[Excerpts from an interface dataset]

───

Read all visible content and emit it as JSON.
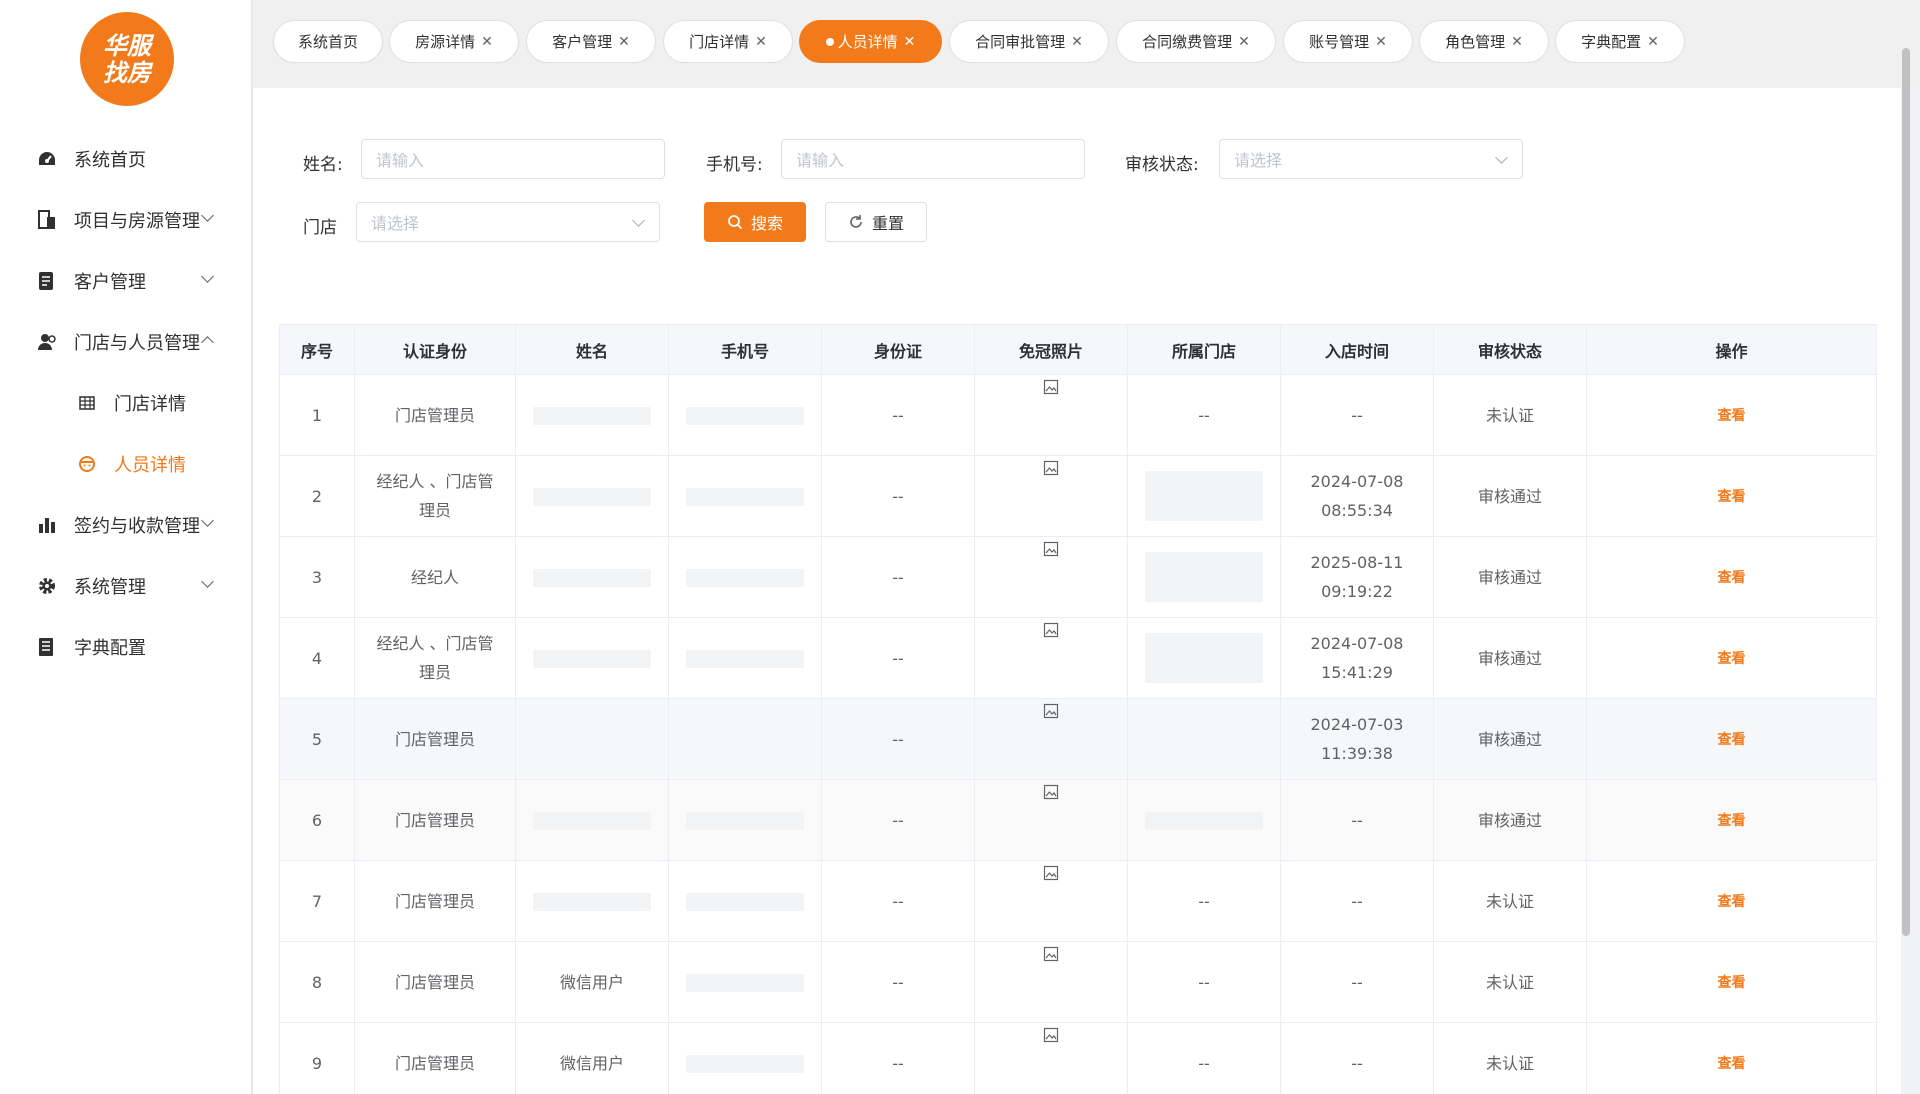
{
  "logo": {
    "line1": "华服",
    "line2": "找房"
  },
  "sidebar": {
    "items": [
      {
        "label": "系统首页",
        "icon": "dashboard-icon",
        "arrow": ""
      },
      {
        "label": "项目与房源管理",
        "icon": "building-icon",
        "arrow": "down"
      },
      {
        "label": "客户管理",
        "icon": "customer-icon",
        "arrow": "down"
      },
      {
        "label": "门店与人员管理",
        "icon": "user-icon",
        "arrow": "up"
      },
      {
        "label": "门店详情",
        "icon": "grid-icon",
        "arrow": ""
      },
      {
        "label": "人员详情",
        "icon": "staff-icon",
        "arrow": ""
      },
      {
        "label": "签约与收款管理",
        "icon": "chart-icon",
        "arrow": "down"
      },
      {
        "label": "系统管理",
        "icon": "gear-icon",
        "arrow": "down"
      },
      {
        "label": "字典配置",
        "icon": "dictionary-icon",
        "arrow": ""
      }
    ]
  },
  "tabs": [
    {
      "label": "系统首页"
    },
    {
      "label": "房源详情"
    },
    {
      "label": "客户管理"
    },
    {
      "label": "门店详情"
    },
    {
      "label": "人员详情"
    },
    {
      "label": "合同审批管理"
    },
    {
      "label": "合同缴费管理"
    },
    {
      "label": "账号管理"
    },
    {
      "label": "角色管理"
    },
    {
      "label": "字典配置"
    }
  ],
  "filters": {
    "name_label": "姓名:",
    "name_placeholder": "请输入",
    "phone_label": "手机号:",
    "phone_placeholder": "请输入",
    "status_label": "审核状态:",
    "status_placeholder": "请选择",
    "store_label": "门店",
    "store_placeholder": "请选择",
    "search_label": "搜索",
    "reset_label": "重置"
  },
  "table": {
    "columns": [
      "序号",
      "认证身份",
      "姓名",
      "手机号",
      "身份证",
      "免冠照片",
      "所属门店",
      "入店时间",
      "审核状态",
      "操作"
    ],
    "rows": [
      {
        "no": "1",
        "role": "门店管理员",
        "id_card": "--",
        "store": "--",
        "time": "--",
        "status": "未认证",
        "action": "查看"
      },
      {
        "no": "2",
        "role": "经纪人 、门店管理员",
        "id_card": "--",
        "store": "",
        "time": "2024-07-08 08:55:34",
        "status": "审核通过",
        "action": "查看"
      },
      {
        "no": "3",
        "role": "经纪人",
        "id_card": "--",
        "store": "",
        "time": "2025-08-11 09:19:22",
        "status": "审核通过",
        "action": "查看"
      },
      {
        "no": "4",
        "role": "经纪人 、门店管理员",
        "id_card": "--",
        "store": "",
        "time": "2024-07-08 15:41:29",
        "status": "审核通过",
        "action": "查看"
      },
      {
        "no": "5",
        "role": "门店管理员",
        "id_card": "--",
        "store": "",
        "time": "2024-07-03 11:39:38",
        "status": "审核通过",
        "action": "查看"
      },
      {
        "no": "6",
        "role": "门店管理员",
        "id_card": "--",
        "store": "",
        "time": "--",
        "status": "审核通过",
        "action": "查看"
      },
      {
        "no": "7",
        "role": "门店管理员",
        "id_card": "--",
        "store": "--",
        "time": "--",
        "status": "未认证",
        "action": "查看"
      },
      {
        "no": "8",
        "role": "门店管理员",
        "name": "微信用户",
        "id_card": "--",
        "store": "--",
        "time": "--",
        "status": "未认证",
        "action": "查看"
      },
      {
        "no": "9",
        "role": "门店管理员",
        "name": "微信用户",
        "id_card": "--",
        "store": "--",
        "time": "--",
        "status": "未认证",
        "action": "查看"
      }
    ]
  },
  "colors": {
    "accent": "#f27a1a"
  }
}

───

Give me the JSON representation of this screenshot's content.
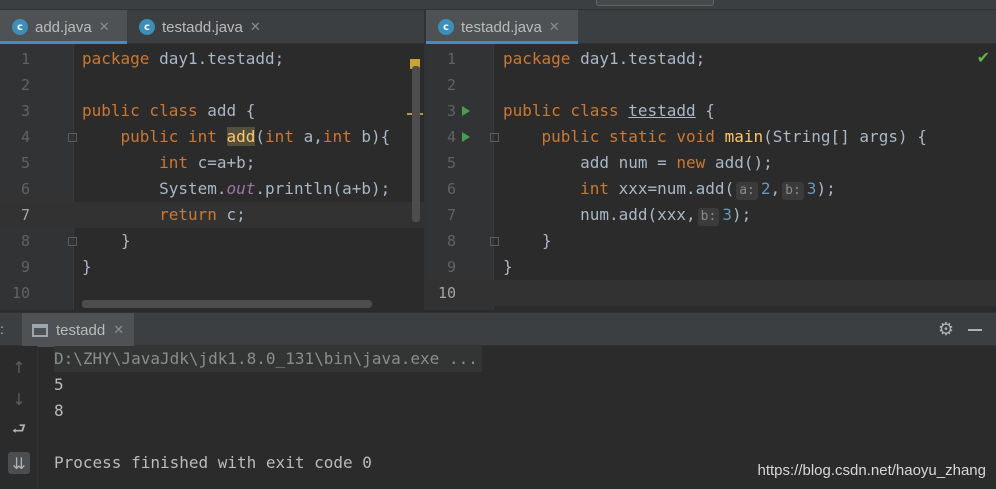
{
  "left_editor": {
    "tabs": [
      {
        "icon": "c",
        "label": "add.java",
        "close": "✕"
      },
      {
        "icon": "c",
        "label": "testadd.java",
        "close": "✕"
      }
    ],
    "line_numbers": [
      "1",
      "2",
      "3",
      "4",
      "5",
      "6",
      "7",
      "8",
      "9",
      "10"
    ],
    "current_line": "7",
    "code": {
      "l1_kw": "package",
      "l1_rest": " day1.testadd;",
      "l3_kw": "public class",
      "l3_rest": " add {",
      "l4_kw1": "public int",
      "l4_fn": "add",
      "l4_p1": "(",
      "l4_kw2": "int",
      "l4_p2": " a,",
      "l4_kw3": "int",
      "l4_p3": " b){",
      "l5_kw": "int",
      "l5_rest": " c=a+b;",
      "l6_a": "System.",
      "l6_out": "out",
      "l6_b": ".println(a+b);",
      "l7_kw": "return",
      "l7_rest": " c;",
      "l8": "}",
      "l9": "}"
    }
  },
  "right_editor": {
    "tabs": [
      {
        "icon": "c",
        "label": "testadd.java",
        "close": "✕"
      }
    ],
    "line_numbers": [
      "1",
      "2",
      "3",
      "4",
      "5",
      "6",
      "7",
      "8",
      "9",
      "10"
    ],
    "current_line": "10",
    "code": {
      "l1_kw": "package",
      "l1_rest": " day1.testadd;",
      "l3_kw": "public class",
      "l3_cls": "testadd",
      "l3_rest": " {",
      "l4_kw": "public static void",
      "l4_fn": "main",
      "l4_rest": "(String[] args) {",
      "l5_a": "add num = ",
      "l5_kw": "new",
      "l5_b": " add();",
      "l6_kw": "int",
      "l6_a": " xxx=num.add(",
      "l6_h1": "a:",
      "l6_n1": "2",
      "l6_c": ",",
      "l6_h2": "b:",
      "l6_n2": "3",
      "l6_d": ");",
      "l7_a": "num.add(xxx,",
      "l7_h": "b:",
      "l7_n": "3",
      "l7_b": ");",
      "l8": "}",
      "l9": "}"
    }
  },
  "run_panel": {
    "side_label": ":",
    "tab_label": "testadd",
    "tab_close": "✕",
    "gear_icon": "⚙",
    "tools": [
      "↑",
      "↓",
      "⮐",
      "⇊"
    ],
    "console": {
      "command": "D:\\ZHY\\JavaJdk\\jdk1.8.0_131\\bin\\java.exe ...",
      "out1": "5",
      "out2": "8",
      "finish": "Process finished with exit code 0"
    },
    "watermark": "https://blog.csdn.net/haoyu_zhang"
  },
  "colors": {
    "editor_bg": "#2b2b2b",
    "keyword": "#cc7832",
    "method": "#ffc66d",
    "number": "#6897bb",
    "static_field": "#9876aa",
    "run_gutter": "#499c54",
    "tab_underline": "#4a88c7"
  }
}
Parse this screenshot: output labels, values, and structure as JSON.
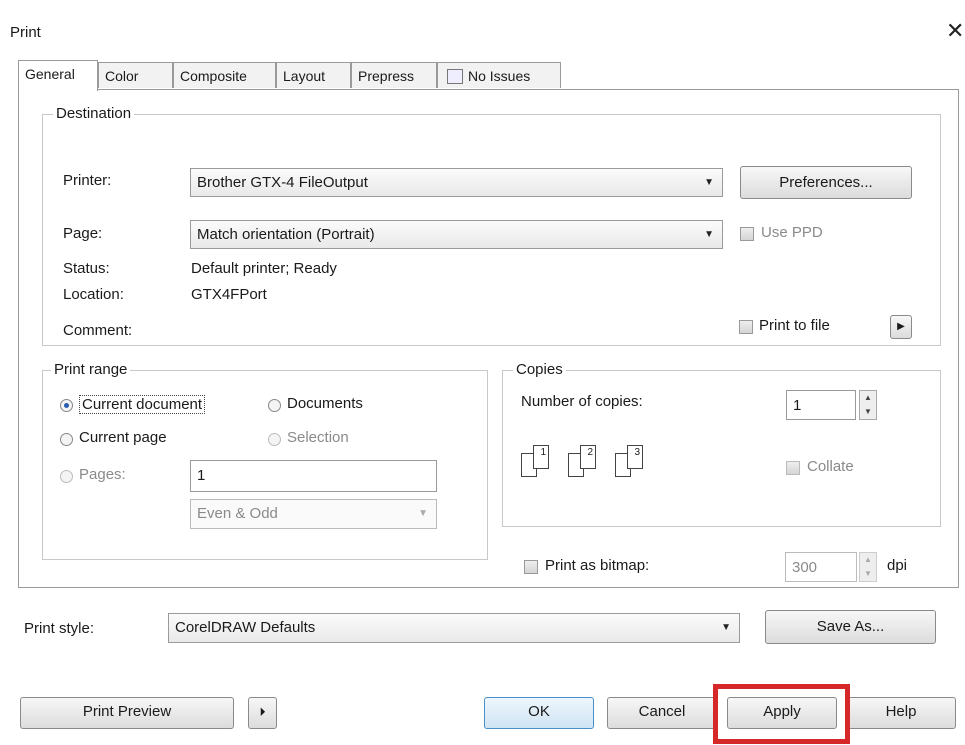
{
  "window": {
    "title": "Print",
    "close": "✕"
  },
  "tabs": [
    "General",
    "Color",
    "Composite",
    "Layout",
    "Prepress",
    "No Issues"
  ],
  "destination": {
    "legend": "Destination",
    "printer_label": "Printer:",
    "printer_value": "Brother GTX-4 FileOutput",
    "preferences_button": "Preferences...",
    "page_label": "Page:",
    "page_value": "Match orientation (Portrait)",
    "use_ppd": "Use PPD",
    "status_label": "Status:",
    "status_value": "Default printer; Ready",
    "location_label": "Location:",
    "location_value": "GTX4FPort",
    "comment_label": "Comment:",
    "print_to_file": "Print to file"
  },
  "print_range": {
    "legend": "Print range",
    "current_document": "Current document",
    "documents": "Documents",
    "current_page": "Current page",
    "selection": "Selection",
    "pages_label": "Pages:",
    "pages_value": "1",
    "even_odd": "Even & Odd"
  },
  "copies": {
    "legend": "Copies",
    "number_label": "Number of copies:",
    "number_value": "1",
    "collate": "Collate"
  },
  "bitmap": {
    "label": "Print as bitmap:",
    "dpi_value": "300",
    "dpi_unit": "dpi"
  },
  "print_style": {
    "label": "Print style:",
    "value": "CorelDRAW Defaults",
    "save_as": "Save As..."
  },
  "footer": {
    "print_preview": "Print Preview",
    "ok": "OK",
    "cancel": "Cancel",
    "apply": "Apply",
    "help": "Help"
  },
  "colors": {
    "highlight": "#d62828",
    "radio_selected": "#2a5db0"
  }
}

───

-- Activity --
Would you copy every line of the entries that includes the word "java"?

-- Reply to the exercise --
        "label": "add.java",
        "label": "testadd.java",
        "label": "testadd.java",
      "command": "D:\\ZHY\\JavaJdk\\jdk1.8.0_131\\bin\\java.exe ...",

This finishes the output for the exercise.